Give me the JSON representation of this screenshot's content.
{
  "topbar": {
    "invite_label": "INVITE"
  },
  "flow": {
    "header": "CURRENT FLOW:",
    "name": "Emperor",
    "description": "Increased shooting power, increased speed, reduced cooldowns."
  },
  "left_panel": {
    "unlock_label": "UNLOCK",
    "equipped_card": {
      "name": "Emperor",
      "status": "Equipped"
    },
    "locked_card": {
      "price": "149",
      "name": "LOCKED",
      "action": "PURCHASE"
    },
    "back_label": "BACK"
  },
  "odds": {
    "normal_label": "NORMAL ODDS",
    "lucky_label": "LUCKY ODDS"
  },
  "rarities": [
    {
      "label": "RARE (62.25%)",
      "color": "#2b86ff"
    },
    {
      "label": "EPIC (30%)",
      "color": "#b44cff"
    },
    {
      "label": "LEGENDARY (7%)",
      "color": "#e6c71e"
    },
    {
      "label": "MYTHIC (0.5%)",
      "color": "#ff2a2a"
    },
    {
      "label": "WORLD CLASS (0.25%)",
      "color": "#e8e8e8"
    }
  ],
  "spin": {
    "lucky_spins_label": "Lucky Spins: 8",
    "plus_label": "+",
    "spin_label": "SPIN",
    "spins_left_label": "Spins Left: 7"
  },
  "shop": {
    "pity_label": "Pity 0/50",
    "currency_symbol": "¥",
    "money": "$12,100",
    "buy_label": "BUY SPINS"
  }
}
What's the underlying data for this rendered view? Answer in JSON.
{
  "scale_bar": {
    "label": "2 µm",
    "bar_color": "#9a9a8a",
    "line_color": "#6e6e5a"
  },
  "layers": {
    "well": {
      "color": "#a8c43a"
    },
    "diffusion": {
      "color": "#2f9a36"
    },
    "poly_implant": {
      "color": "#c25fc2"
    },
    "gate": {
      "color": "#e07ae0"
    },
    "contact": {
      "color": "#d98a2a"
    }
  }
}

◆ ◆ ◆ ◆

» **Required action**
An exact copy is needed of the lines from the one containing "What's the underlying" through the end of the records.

» **Solution below**
What's the underlying data for this rendered view? Answer in JSON.
{
  "scale_bar": {
    "label": "2 µm",
    "bar_color": "#9a9a8a",
    "line_color": "#6e6e5a"
  },
  "layers": {
    "well": {
      "color": "#a8c43a"
    },
    "diffusion": {
      "color": "#2f9a36"
    },
    "poly_implant": {
      "color": "#c25fc2"
    },
    "gate": {
      "color": "#e07ae0"
    },
    "contact": {
      "color": "#d98a2a"
    }
  }
}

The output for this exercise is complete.